Search
  • Tink

More Than Just Adventures

Once I had Frannie, I wasn't sure what to do, where to go, or how to do right by her. After a while of dog parks, training classes, and long walks I thought "I wonder if Facebook has groups for other dog owners so I can talk with them and meet new people" (because socialization is good for humans AND dogs). That's when I came across Boston Dog Adventures. I joined, but sat back and watched the events people were doing, sports that owners had their dogs participating in, and workshops that seemed much too advanced for my dog who could hardly lay down on command.

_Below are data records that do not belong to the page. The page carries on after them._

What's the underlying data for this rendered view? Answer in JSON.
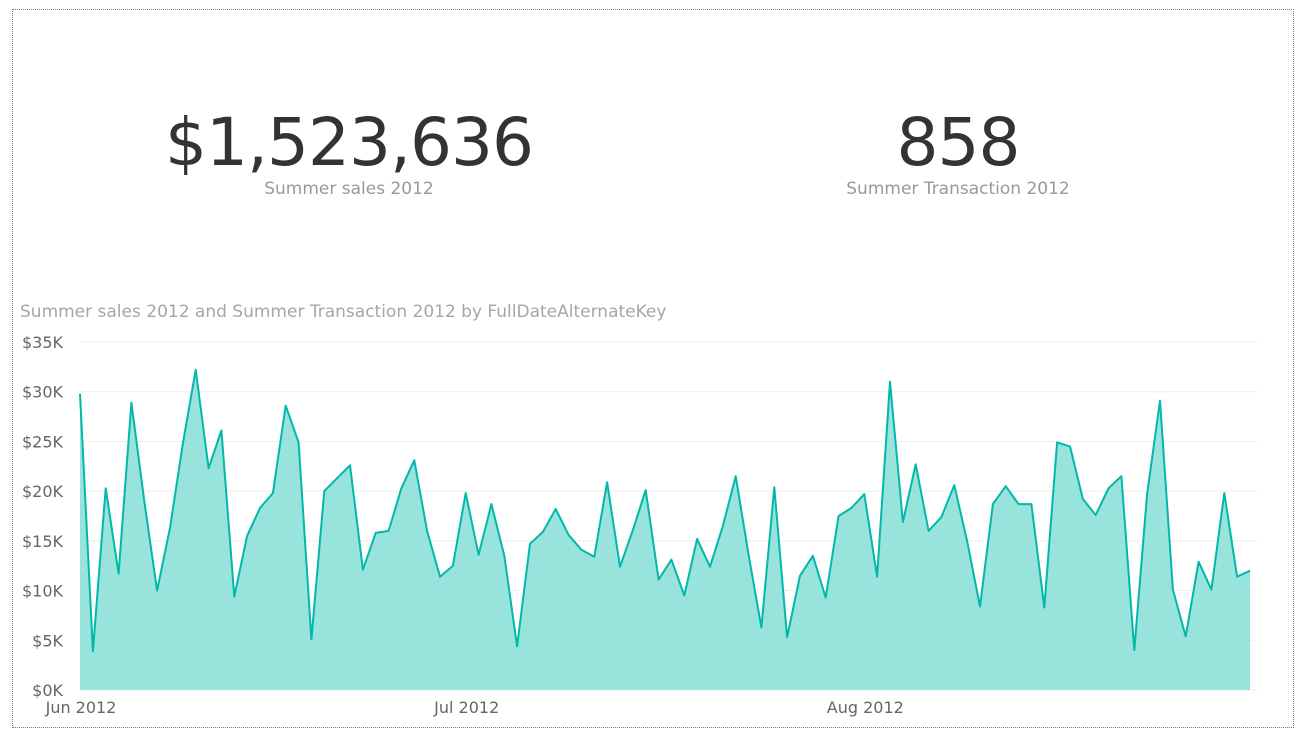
{
  "kpis": {
    "sales": {
      "value": "$1,523,636",
      "label": "Summer sales 2012"
    },
    "transactions": {
      "value": "858",
      "label": "Summer Transaction 2012"
    }
  },
  "colors": {
    "line": "#01b8aa",
    "area": "#99e3dd",
    "grid": "#eeeeee",
    "text": "#333333",
    "muted": "#999999"
  },
  "chart_data": {
    "type": "area",
    "title": "Summer sales 2012 and Summer Transaction 2012 by FullDateAlternateKey",
    "xlabel": "",
    "ylabel": "",
    "ylim": [
      0,
      35000
    ],
    "y_ticks": [
      {
        "value": 0,
        "label": "$0K"
      },
      {
        "value": 5000,
        "label": "$5K"
      },
      {
        "value": 10000,
        "label": "$10K"
      },
      {
        "value": 15000,
        "label": "$15K"
      },
      {
        "value": 20000,
        "label": "$20K"
      },
      {
        "value": 25000,
        "label": "$25K"
      },
      {
        "value": 30000,
        "label": "$30K"
      },
      {
        "value": 35000,
        "label": "$35K"
      }
    ],
    "x_ticks": [
      {
        "date": "2012-06-01",
        "label": "Jun 2012"
      },
      {
        "date": "2012-07-01",
        "label": "Jul 2012"
      },
      {
        "date": "2012-08-01",
        "label": "Aug 2012"
      }
    ],
    "grid": true,
    "legend": "none",
    "x": [
      "2012-06-01",
      "2012-06-02",
      "2012-06-03",
      "2012-06-04",
      "2012-06-05",
      "2012-06-06",
      "2012-06-07",
      "2012-06-08",
      "2012-06-09",
      "2012-06-10",
      "2012-06-11",
      "2012-06-12",
      "2012-06-13",
      "2012-06-14",
      "2012-06-15",
      "2012-06-16",
      "2012-06-17",
      "2012-06-18",
      "2012-06-19",
      "2012-06-20",
      "2012-06-21",
      "2012-06-22",
      "2012-06-23",
      "2012-06-24",
      "2012-06-25",
      "2012-06-26",
      "2012-06-27",
      "2012-06-28",
      "2012-06-29",
      "2012-06-30",
      "2012-07-01",
      "2012-07-02",
      "2012-07-03",
      "2012-07-04",
      "2012-07-05",
      "2012-07-06",
      "2012-07-07",
      "2012-07-08",
      "2012-07-09",
      "2012-07-10",
      "2012-07-11",
      "2012-07-12",
      "2012-07-13",
      "2012-07-14",
      "2012-07-15",
      "2012-07-16",
      "2012-07-17",
      "2012-07-18",
      "2012-07-19",
      "2012-07-20",
      "2012-07-21",
      "2012-07-22",
      "2012-07-23",
      "2012-07-24",
      "2012-07-25",
      "2012-07-26",
      "2012-07-27",
      "2012-07-28",
      "2012-07-29",
      "2012-07-30",
      "2012-07-31",
      "2012-08-01",
      "2012-08-02",
      "2012-08-03",
      "2012-08-04",
      "2012-08-05",
      "2012-08-06",
      "2012-08-07",
      "2012-08-08",
      "2012-08-09",
      "2012-08-10",
      "2012-08-11",
      "2012-08-12",
      "2012-08-13",
      "2012-08-14",
      "2012-08-15",
      "2012-08-16",
      "2012-08-17",
      "2012-08-18",
      "2012-08-19",
      "2012-08-20",
      "2012-08-21",
      "2012-08-22",
      "2012-08-23",
      "2012-08-24",
      "2012-08-25",
      "2012-08-26",
      "2012-08-27",
      "2012-08-28",
      "2012-08-29",
      "2012-08-30",
      "2012-08-31"
    ],
    "series": [
      {
        "values": [
          29800,
          3900,
          20300,
          11700,
          28900,
          19000,
          10000,
          16300,
          24800,
          32200,
          22300,
          26100,
          9400,
          15500,
          18300,
          19800,
          28600,
          24900,
          5100,
          20000,
          21300,
          22600,
          12100,
          15800,
          16000,
          20300,
          23100,
          16000,
          11400,
          12500,
          19800,
          13600,
          18700,
          13500,
          4400,
          14700,
          15900,
          18200,
          15600,
          14100,
          13400,
          20900,
          12400,
          16100,
          20100,
          11100,
          13100,
          9500,
          15200,
          12400,
          16500,
          21500,
          13600,
          6300,
          20400,
          5300,
          11500,
          13500,
          9300,
          17500,
          18300,
          19700,
          11400,
          31000,
          16900,
          22700,
          16000,
          17400,
          20600,
          15000,
          8400,
          18700,
          20500,
          18700,
          18700,
          8300,
          24900,
          24500,
          19200,
          17600,
          20300,
          21500,
          4000,
          19700,
          29100,
          10100,
          5400,
          12900,
          10100,
          19800,
          11400,
          12000
        ]
      }
    ]
  }
}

Honestly, I was a little intimidated at the looks of the group-I wanted something casual, a list of dog-friendly areas to visit, group walks to get to know how others are doing with their dogs (new and old). One day there was an event for a "structured pack walk" at Arnold Arboretum. Still, unsure what it entailed I clicked interested, then went a step further to post asking what "structured" meant, and if my new low-trained dog was allowed to join. I was welcomed along, and began to plan my first group activity with Frannie. I was able to talk with people at different stages of training with their dogs, and owners who were involved with dogs who weren't perfect, just like Frannie! It was what I had wanted-validation that dogs don't come tied up with a pretty bow and all their commands on point. Validation that Frannie would be able to grow, at her own pace, with my support, and become her own form of these dogs doing events and skills so well. I took away that positive attitude, a new outlook, and goals for us to work toward. Maybe someday she and I could be one of the pairs posting to the page about dog sports, maybe someday we could help guide someone else's dog journey. Right now, she was one of the dogs who would go on low-level activities, and learn from the others though. I also took away a new friend, which brought us to adventures at beaches, other people's houses, and to Blue Hills.


I got more confident with the BDA page, and started understanding the community it was building. It was more than just a page for experienced dog owners, dog sports, and athletic owners. It was something for dog owners of all kinds. I suggested it to my dog park friend, who also started joining activities and reading people's advice. In time, I was reaching out to the group for training advice. I sought recommendations for behaviorist and experienced trainers for Frannie's reactivity. I asked for ideas on inexpensive mental stimulation activities to keep her mind occupied as well as her active body. All of this came with thoughtful, helpful responses from strangers and acquaintances.


Though I became less of an active participant in activities (because life got in the way), I was still reviewing the questions asked, events created, and thoughts being put on the forum. 

And then one day, two dogs in the group went missing a few hours from where I was with family that week. Two dogs I hadn't met, and an owner I didn't know in person but had spoken to a number of times. I knew I wanted to help, so I drove up and spent a day postering along the road, posting on social media groups and pages, and helping find these dogs the same way I would hope someone would help me find Frannie. I followed the updates and posts constantly up until, and even for days after, they were found and reunited.


That is how I knew I had become something more than an outlier in a Facebook group of strangers. It's when I realized that in the dog world, and in the BDA world, we can all be connected and willing to lend a hand when possible. That as much as "dog adventures" sounds like things that are always fun, exhilarating, and grand. They can also be about moving, training, helping others, and just connecting through your common interests. In this case-those of us who have our dogs ingrained

into our lives.


-Megan C, BDA member

0 views

©2019 by Boston Dog Adventures. Proudly created with Wix.com